>>'Huber had managed to assemble an able cast whose lucid performances let the script shine through'

Individual actors, too, had problems adapting themselves to the different moods of the play. Rasiah Raslyn Agatha was excellent as the waitress, bringing in energy and large-print comedy at exactly the point when it was needed; but as the theatre-director's vengeful wife in the second half, she couldn't pare down her performance enough to make it real.

Cordelia Fernandez Lee went in the opposite direction as the hypotenuse of a love triangle. Her performance had truth, but she was supposed to be playing an actress, and she suffered by rarely lifting herself above the prosaic. (And her lack of projection in a space as small as the Substation is really quite worrying.)

Christian and Justin Lee (no relation) did the best job of interpreting the text and portraying their characters (mind you, the former had the natural advantage of being called both Christian and Lee). Justin, playing the prick director, was irritating as hell - especially to this Brit reviewer, whose national stereotypes he successfully embodied. And Christian gave his character emotional substance and good timing, and was perhaps the best at reacting to the tonal requirements of the various scenes. But even these two could not quite fully capture the fluidity - the elusive mercurial quality that the script was looking for. They were rather good, certainly, but just missed excellent.

On the other hand, Jameson Soh, playing the psychiatrist, was acceptable in dialogue, managing the right mix of clinical detachment and frustration with his client (played by Christian); but his role doubled as a kind of narrator - a voice to be trusted among all the liars - and when his turn came to address the audience mano a meno, there were problems. His delivery drew attention to himself rather than the lines themselves or what he was actually talking about, and the resultant smugness was off-putting.

But perhaps what this consistently entertaining and proficient production of PRIVATE EYES will be best remembered for is not its acting, nor even its excellent script: it is for introducing product placement to the Singapore stage. You've all seen the latest season of Survivor, haven't you? Then you will remember those five second close-ups on chips and cans of soft drink as rugged host, Jeff Probst exclaimed to the malnourished competitors, "Mmmm, you could win Mountain Doo and DorEEdoes!" This play was really that blatant.

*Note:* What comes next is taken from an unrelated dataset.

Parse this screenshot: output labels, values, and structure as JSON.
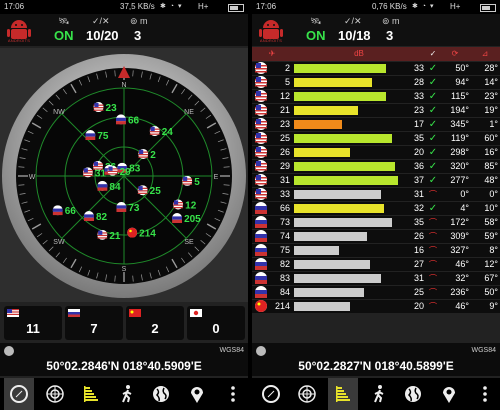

In constant view on the psychiatrist's desk stood a huge, 1.75 litre carton of Sunkist orange juice.* Call me a predictable old fart, but I usually prefer to keep it in the fridge and I certainly don't - as Soh certainly did - mysteriously fondle it while I'm in the background of a scene. Seemingly more forgivably, on the director's table you could see a jar of Boncafe and a mug adorned with that self-same logo. This became less forgivable later, when it transpired that the director in question was a tea drinker. Ladies and gentlemen of the jury, I rest my case.

*How do I know it was 1.75L? Because they'd taken out an ad on the back of the programme heralding their new pack size.